Entries from a dataset of interfaces
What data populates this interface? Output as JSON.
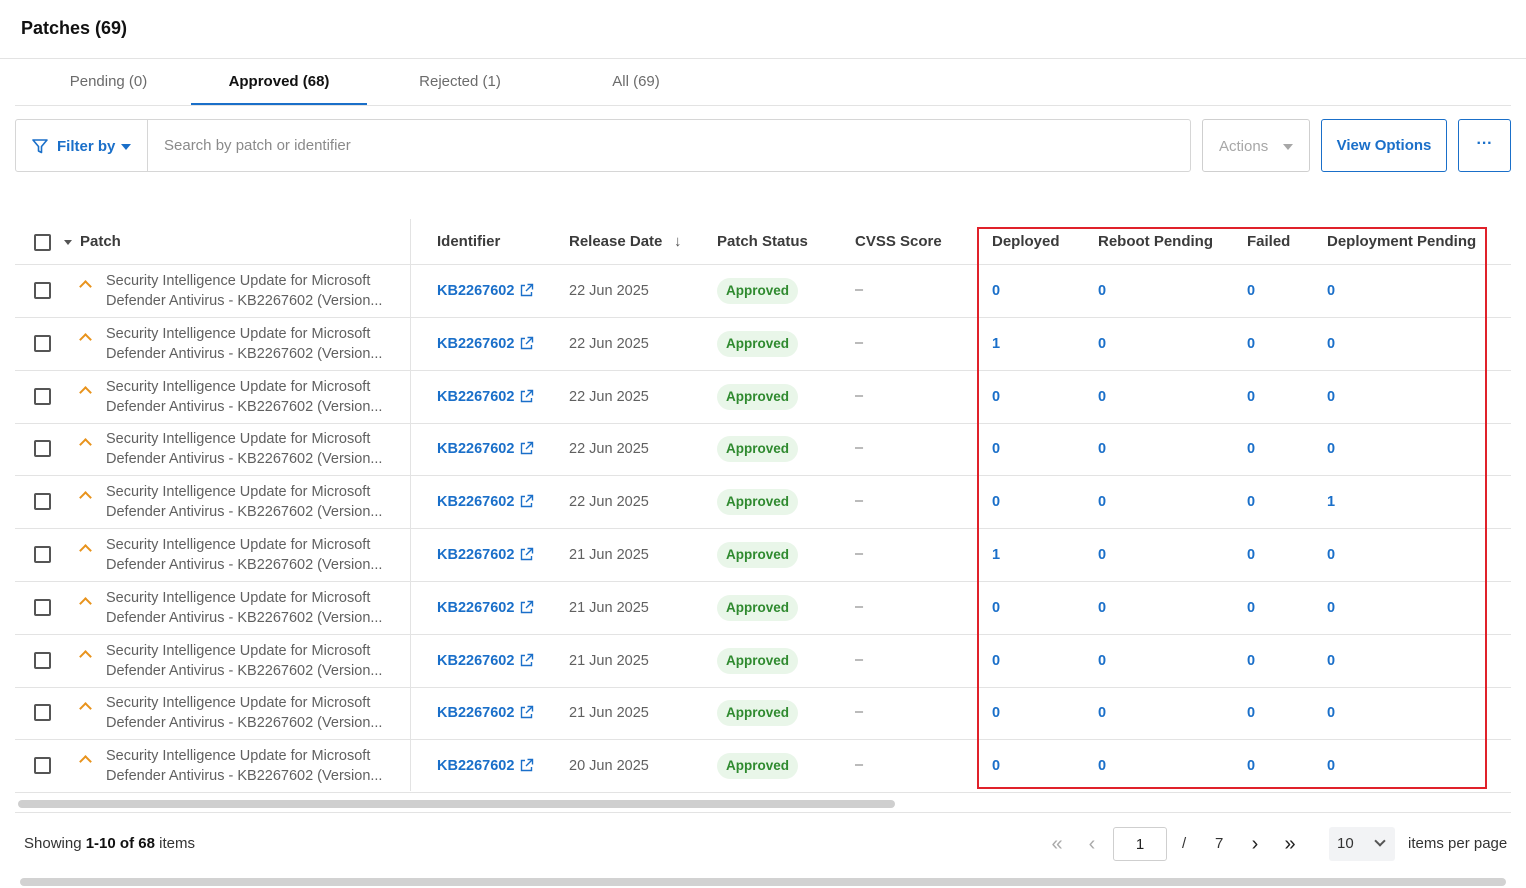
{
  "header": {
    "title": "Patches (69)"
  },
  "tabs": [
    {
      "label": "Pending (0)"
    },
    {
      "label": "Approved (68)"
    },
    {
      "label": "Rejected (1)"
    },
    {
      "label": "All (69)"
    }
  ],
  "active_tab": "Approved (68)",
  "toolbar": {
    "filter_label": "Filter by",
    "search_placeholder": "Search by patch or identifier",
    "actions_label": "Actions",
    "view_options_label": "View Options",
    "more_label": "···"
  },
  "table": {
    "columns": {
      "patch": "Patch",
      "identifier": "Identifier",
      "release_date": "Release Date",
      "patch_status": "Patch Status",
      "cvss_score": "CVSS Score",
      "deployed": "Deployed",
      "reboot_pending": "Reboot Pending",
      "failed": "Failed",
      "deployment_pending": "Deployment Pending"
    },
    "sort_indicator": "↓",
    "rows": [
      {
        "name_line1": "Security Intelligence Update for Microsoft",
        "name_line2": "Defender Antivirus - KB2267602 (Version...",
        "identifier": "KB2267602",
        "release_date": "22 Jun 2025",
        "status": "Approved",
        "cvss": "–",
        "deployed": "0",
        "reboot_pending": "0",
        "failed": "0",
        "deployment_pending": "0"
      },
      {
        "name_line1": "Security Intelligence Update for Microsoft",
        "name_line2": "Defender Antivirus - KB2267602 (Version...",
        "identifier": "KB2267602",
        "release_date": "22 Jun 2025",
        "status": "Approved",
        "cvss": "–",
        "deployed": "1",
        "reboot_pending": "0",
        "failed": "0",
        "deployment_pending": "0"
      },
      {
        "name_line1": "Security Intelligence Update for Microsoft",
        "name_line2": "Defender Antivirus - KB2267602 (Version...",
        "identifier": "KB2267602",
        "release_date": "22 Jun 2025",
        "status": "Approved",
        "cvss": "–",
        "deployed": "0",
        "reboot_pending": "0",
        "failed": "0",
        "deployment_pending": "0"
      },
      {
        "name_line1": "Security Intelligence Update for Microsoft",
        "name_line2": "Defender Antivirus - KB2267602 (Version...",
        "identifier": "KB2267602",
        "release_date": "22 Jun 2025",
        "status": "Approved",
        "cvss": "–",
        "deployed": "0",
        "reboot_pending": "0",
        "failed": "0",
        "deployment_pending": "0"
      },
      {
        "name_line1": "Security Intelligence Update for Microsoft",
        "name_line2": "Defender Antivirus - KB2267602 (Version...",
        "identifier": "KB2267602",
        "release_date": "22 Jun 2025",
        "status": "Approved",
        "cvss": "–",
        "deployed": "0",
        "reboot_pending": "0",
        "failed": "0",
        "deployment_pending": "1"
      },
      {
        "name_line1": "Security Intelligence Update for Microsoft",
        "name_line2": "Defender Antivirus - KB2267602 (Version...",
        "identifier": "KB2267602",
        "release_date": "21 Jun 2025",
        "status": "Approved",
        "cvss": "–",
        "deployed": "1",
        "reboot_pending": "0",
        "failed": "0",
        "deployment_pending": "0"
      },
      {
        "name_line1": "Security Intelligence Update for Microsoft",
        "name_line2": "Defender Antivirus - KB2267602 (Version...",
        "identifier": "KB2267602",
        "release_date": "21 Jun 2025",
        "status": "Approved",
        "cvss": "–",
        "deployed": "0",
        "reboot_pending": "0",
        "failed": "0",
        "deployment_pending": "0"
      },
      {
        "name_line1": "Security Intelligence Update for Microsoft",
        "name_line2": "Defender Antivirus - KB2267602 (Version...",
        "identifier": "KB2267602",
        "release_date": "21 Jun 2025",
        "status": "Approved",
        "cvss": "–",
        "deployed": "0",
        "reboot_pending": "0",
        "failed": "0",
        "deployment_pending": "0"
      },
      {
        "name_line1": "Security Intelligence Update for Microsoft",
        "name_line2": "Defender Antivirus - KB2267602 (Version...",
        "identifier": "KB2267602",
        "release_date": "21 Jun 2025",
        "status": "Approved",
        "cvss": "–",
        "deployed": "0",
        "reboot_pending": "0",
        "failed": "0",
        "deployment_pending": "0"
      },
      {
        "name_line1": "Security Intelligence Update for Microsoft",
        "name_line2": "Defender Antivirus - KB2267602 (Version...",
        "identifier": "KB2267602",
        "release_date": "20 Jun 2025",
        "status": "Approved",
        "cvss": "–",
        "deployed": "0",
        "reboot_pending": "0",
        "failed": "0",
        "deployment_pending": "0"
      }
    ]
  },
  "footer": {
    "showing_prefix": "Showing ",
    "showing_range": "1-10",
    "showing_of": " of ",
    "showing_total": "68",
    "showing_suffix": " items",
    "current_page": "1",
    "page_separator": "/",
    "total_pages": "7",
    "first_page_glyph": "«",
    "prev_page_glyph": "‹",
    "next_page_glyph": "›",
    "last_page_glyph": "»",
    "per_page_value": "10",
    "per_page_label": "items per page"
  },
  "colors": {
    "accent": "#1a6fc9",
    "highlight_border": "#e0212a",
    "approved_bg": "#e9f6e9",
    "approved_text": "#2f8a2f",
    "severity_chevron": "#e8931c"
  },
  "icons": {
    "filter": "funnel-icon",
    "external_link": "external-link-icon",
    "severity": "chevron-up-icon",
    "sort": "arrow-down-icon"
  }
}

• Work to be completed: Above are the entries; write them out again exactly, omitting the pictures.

• Answer for the task:
What data populates this interface? Output as JSON.
{
  "header": {
    "title": "Patches (69)"
  },
  "tabs": [
    {
      "label": "Pending (0)"
    },
    {
      "label": "Approved (68)"
    },
    {
      "label": "Rejected (1)"
    },
    {
      "label": "All (69)"
    }
  ],
  "active_tab": "Approved (68)",
  "toolbar": {
    "filter_label": "Filter by",
    "search_placeholder": "Search by patch or identifier",
    "actions_label": "Actions",
    "view_options_label": "View Options",
    "more_label": "···"
  },
  "table": {
    "columns": {
      "patch": "Patch",
      "identifier": "Identifier",
      "release_date": "Release Date",
      "patch_status": "Patch Status",
      "cvss_score": "CVSS Score",
      "deployed": "Deployed",
      "reboot_pending": "Reboot Pending",
      "failed": "Failed",
      "deployment_pending": "Deployment Pending"
    },
    "sort_indicator": "↓",
    "rows": [
      {
        "name_line1": "Security Intelligence Update for Microsoft",
        "name_line2": "Defender Antivirus - KB2267602 (Version...",
        "identifier": "KB2267602",
        "release_date": "22 Jun 2025",
        "status": "Approved",
        "cvss": "–",
        "deployed": "0",
        "reboot_pending": "0",
        "failed": "0",
        "deployment_pending": "0"
      },
      {
        "name_line1": "Security Intelligence Update for Microsoft",
        "name_line2": "Defender Antivirus - KB2267602 (Version...",
        "identifier": "KB2267602",
        "release_date": "22 Jun 2025",
        "status": "Approved",
        "cvss": "–",
        "deployed": "1",
        "reboot_pending": "0",
        "failed": "0",
        "deployment_pending": "0"
      },
      {
        "name_line1": "Security Intelligence Update for Microsoft",
        "name_line2": "Defender Antivirus - KB2267602 (Version...",
        "identifier": "KB2267602",
        "release_date": "22 Jun 2025",
        "status": "Approved",
        "cvss": "–",
        "deployed": "0",
        "reboot_pending": "0",
        "failed": "0",
        "deployment_pending": "0"
      },
      {
        "name_line1": "Security Intelligence Update for Microsoft",
        "name_line2": "Defender Antivirus - KB2267602 (Version...",
        "identifier": "KB2267602",
        "release_date": "22 Jun 2025",
        "status": "Approved",
        "cvss": "–",
        "deployed": "0",
        "reboot_pending": "0",
        "failed": "0",
        "deployment_pending": "0"
      },
      {
        "name_line1": "Security Intelligence Update for Microsoft",
        "name_line2": "Defender Antivirus - KB2267602 (Version...",
        "identifier": "KB2267602",
        "release_date": "22 Jun 2025",
        "status": "Approved",
        "cvss": "–",
        "deployed": "0",
        "reboot_pending": "0",
        "failed": "0",
        "deployment_pending": "1"
      },
      {
        "name_line1": "Security Intelligence Update for Microsoft",
        "name_line2": "Defender Antivirus - KB2267602 (Version...",
        "identifier": "KB2267602",
        "release_date": "21 Jun 2025",
        "status": "Approved",
        "cvss": "–",
        "deployed": "1",
        "reboot_pending": "0",
        "failed": "0",
        "deployment_pending": "0"
      },
      {
        "name_line1": "Security Intelligence Update for Microsoft",
        "name_line2": "Defender Antivirus - KB2267602 (Version...",
        "identifier": "KB2267602",
        "release_date": "21 Jun 2025",
        "status": "Approved",
        "cvss": "–",
        "deployed": "0",
        "reboot_pending": "0",
        "failed": "0",
        "deployment_pending": "0"
      },
      {
        "name_line1": "Security Intelligence Update for Microsoft",
        "name_line2": "Defender Antivirus - KB2267602 (Version...",
        "identifier": "KB2267602",
        "release_date": "21 Jun 2025",
        "status": "Approved",
        "cvss": "–",
        "deployed": "0",
        "reboot_pending": "0",
        "failed": "0",
        "deployment_pending": "0"
      },
      {
        "name_line1": "Security Intelligence Update for Microsoft",
        "name_line2": "Defender Antivirus - KB2267602 (Version...",
        "identifier": "KB2267602",
        "release_date": "21 Jun 2025",
        "status": "Approved",
        "cvss": "–",
        "deployed": "0",
        "reboot_pending": "0",
        "failed": "0",
        "deployment_pending": "0"
      },
      {
        "name_line1": "Security Intelligence Update for Microsoft",
        "name_line2": "Defender Antivirus - KB2267602 (Version...",
        "identifier": "KB2267602",
        "release_date": "20 Jun 2025",
        "status": "Approved",
        "cvss": "–",
        "deployed": "0",
        "reboot_pending": "0",
        "failed": "0",
        "deployment_pending": "0"
      }
    ]
  },
  "footer": {
    "showing_prefix": "Showing ",
    "showing_range": "1-10",
    "showing_of": " of ",
    "showing_total": "68",
    "showing_suffix": " items",
    "current_page": "1",
    "page_separator": "/",
    "total_pages": "7",
    "first_page_glyph": "«",
    "prev_page_glyph": "‹",
    "next_page_glyph": "›",
    "last_page_glyph": "»",
    "per_page_value": "10",
    "per_page_label": "items per page"
  },
  "colors": {
    "accent": "#1a6fc9",
    "highlight_border": "#e0212a",
    "approved_bg": "#e9f6e9",
    "approved_text": "#2f8a2f",
    "severity_chevron": "#e8931c"
  },
  "icons": {
    "filter": "funnel-icon",
    "external_link": "external-link-icon",
    "severity": "chevron-up-icon",
    "sort": "arrow-down-icon"
  }
}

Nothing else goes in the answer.